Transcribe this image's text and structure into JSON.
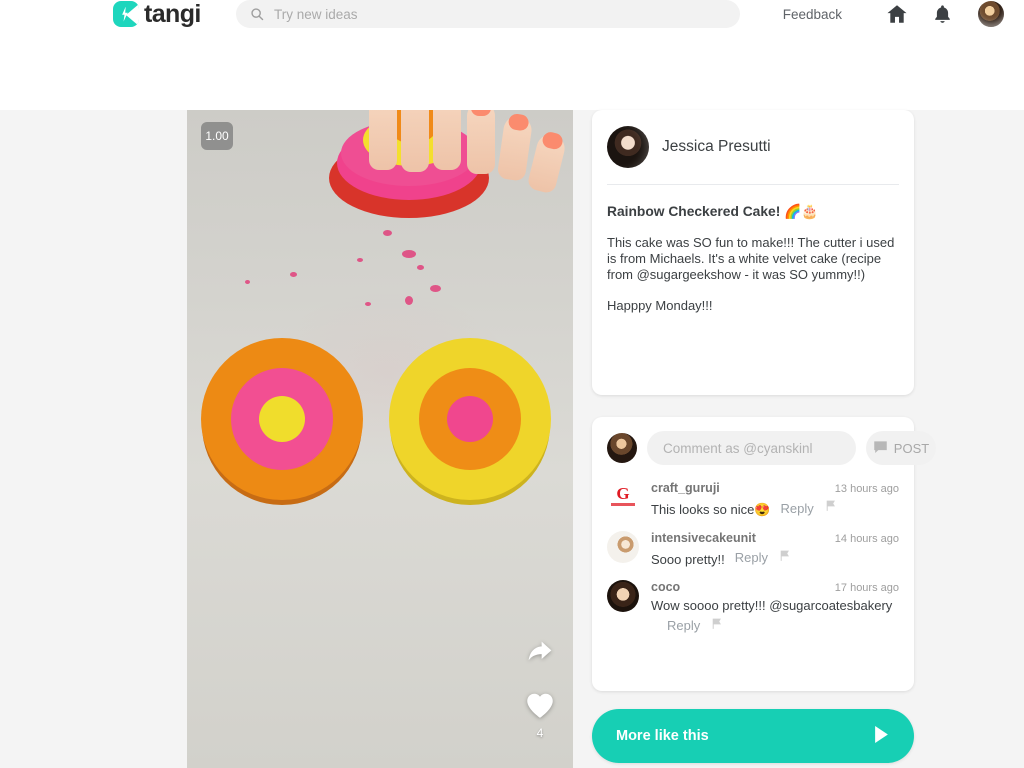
{
  "header": {
    "logo_text": "tangi",
    "logo_icon": "tangi-play-bolt-icon",
    "search": {
      "icon": "search-icon",
      "placeholder": "Try new ideas",
      "value": ""
    },
    "feedback_label": "Feedback",
    "home_icon": "home-icon",
    "bell_icon": "notification-bell-icon",
    "avatar": "user-avatar"
  },
  "video": {
    "speed_badge": "1.00",
    "share_icon": "share-icon",
    "like_icon": "heart-icon",
    "like_count": "4"
  },
  "post": {
    "author_name": "Jessica Presutti",
    "author_avatar": "author-avatar",
    "title": "Rainbow Checkered Cake! 🌈🎂",
    "description": "This cake was SO fun to make!!! The cutter i used is from Michaels. It's a white velvet cake (recipe from @sugargeekshow - it was SO yummy!!)\n\nHapppy Monday!!!"
  },
  "comments": {
    "compose": {
      "avatar": "current-user-avatar",
      "placeholder": "Comment as @cyanskinl",
      "value": "",
      "post_label": "POST",
      "post_icon": "comment-bubble-icon"
    },
    "reply_label": "Reply",
    "flag_icon": "flag-icon",
    "items": [
      {
        "username": "craft_guruji",
        "time": "13 hours ago",
        "text": "This looks so nice😍",
        "avatar": "craft-guruji-avatar"
      },
      {
        "username": "intensivecakeunit",
        "time": "14 hours ago",
        "text": "Sooo pretty!!",
        "avatar": "intensivecakeunit-avatar"
      },
      {
        "username": "coco",
        "time": "17 hours ago",
        "text": "Wow soooo pretty!!! @sugarcoatesbakery",
        "avatar": "coco-avatar"
      }
    ]
  },
  "more_like_this": {
    "label": "More like this",
    "arrow_icon": "play-arrow-icon"
  },
  "colors": {
    "brand_teal": "#17cfb4",
    "logo_teal": "#1ed6bd",
    "page_bg": "#f4f4f4",
    "card_bg": "#ffffff",
    "text_primary": "#3c4043",
    "text_muted": "#9aa0a6"
  }
}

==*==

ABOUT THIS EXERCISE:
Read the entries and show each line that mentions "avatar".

RESULT BELOW:
    "avatar": "user-avatar"
    "author_avatar": "author-avatar",
      "avatar": "current-user-avatar",
        "avatar": "craft-guruji-avatar"
        "avatar": "intensivecakeunit-avatar"
        "avatar": "coco-avatar"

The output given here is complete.